TASK ITEM:
Output all the data below verbatim.

====

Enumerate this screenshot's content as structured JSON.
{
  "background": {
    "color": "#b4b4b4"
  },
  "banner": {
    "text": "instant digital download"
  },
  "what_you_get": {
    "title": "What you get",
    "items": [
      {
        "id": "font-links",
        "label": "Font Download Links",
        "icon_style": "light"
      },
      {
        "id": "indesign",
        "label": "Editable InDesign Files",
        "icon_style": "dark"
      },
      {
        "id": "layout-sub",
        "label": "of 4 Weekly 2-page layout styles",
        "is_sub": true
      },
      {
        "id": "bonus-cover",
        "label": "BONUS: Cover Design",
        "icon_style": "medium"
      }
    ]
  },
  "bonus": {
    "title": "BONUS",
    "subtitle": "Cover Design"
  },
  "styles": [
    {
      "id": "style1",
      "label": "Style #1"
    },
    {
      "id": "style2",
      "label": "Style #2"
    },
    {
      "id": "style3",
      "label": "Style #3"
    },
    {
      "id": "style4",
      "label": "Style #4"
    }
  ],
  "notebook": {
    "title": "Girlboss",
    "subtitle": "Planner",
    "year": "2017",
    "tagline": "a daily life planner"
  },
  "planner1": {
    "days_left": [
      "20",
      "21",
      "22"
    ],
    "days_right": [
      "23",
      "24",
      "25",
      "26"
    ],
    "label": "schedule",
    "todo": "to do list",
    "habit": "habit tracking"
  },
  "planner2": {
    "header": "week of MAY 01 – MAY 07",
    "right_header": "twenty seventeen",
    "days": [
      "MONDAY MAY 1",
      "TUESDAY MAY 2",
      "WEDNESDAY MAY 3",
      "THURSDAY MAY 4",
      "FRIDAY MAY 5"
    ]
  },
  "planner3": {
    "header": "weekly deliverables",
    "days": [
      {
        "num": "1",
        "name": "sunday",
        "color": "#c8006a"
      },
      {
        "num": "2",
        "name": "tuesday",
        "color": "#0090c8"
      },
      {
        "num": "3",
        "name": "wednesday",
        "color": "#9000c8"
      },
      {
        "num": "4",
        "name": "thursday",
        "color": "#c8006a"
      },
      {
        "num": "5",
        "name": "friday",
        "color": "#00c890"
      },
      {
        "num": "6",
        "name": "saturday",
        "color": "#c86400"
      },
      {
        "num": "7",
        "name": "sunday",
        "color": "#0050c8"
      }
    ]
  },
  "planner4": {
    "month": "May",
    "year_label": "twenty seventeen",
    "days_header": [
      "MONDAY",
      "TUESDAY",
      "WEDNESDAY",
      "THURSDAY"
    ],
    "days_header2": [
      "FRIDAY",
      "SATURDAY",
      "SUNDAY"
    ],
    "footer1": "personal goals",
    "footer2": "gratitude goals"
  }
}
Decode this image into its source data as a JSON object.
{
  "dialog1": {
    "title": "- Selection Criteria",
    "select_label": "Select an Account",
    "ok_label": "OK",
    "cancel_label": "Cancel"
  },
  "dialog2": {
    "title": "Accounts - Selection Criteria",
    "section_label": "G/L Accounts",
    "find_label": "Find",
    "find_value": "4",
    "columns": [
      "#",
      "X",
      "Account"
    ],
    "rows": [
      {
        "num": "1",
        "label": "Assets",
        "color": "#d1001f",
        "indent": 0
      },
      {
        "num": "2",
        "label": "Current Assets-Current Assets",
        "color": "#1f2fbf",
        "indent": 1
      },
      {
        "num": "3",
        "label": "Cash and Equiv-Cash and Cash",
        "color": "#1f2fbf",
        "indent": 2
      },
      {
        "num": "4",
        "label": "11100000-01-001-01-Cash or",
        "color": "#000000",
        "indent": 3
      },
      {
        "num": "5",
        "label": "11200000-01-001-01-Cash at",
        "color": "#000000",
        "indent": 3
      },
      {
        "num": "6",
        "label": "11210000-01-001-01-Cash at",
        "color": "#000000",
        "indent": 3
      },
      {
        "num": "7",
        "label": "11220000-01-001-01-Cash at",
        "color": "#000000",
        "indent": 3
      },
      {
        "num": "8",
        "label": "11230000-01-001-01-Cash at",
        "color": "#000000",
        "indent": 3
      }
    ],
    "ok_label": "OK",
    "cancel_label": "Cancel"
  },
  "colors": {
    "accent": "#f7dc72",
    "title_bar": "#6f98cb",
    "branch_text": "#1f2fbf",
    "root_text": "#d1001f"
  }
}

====

EXERCISE SOLUTION:
Enumerate this screenshot's content as structured JSON.
{
  "background": {
    "color": "#b4b4b4"
  },
  "banner": {
    "text": "instant digital download"
  },
  "what_you_get": {
    "title": "What you get",
    "items": [
      {
        "id": "font-links",
        "label": "Font Download Links",
        "icon_style": "light"
      },
      {
        "id": "indesign",
        "label": "Editable InDesign Files",
        "icon_style": "dark"
      },
      {
        "id": "layout-sub",
        "label": "of 4 Weekly 2-page layout styles",
        "is_sub": true
      },
      {
        "id": "bonus-cover",
        "label": "BONUS: Cover Design",
        "icon_style": "medium"
      }
    ]
  },
  "bonus": {
    "title": "BONUS",
    "subtitle": "Cover Design"
  },
  "styles": [
    {
      "id": "style1",
      "label": "Style #1"
    },
    {
      "id": "style2",
      "label": "Style #2"
    },
    {
      "id": "style3",
      "label": "Style #3"
    },
    {
      "id": "style4",
      "label": "Style #4"
    }
  ],
  "notebook": {
    "title": "Girlboss",
    "subtitle": "Planner",
    "year": "2017",
    "tagline": "a daily life planner"
  },
  "planner1": {
    "days_left": [
      "20",
      "21",
      "22"
    ],
    "days_right": [
      "23",
      "24",
      "25",
      "26"
    ],
    "label": "schedule",
    "todo": "to do list",
    "habit": "habit tracking"
  },
  "planner2": {
    "header": "week of MAY 01 – MAY 07",
    "right_header": "twenty seventeen",
    "days": [
      "MONDAY MAY 1",
      "TUESDAY MAY 2",
      "WEDNESDAY MAY 3",
      "THURSDAY MAY 4",
      "FRIDAY MAY 5"
    ]
  },
  "planner3": {
    "header": "weekly deliverables",
    "days": [
      {
        "num": "1",
        "name": "sunday",
        "color": "#c8006a"
      },
      {
        "num": "2",
        "name": "tuesday",
        "color": "#0090c8"
      },
      {
        "num": "3",
        "name": "wednesday",
        "color": "#9000c8"
      },
      {
        "num": "4",
        "name": "thursday",
        "color": "#c8006a"
      },
      {
        "num": "5",
        "name": "friday",
        "color": "#00c890"
      },
      {
        "num": "6",
        "name": "saturday",
        "color": "#c86400"
      },
      {
        "num": "7",
        "name": "sunday",
        "color": "#0050c8"
      }
    ]
  },
  "planner4": {
    "month": "May",
    "year_label": "twenty seventeen",
    "days_header": [
      "MONDAY",
      "TUESDAY",
      "WEDNESDAY",
      "THURSDAY"
    ],
    "days_header2": [
      "FRIDAY",
      "SATURDAY",
      "SUNDAY"
    ],
    "footer1": "personal goals",
    "footer2": "gratitude goals"
  }
}
Decode this image into its source data as a JSON object.
{
  "dialog1": {
    "title": "- Selection Criteria",
    "select_label": "Select an Account",
    "ok_label": "OK",
    "cancel_label": "Cancel"
  },
  "dialog2": {
    "title": "Accounts - Selection Criteria",
    "section_label": "G/L Accounts",
    "find_label": "Find",
    "find_value": "4",
    "columns": [
      "#",
      "X",
      "Account"
    ],
    "rows": [
      {
        "num": "1",
        "label": "Assets",
        "color": "#d1001f",
        "indent": 0
      },
      {
        "num": "2",
        "label": "Current Assets-Current Assets",
        "color": "#1f2fbf",
        "indent": 1
      },
      {
        "num": "3",
        "label": "Cash and Equiv-Cash and Cash",
        "color": "#1f2fbf",
        "indent": 2
      },
      {
        "num": "4",
        "label": "11100000-01-001-01-Cash or",
        "color": "#000000",
        "indent": 3
      },
      {
        "num": "5",
        "label": "11200000-01-001-01-Cash at",
        "color": "#000000",
        "indent": 3
      },
      {
        "num": "6",
        "label": "11210000-01-001-01-Cash at",
        "color": "#000000",
        "indent": 3
      },
      {
        "num": "7",
        "label": "11220000-01-001-01-Cash at",
        "color": "#000000",
        "indent": 3
      },
      {
        "num": "8",
        "label": "11230000-01-001-01-Cash at",
        "color": "#000000",
        "indent": 3
      }
    ],
    "ok_label": "OK",
    "cancel_label": "Cancel"
  },
  "colors": {
    "accent": "#f7dc72",
    "title_bar": "#6f98cb",
    "branch_text": "#1f2fbf",
    "root_text": "#d1001f"
  }
}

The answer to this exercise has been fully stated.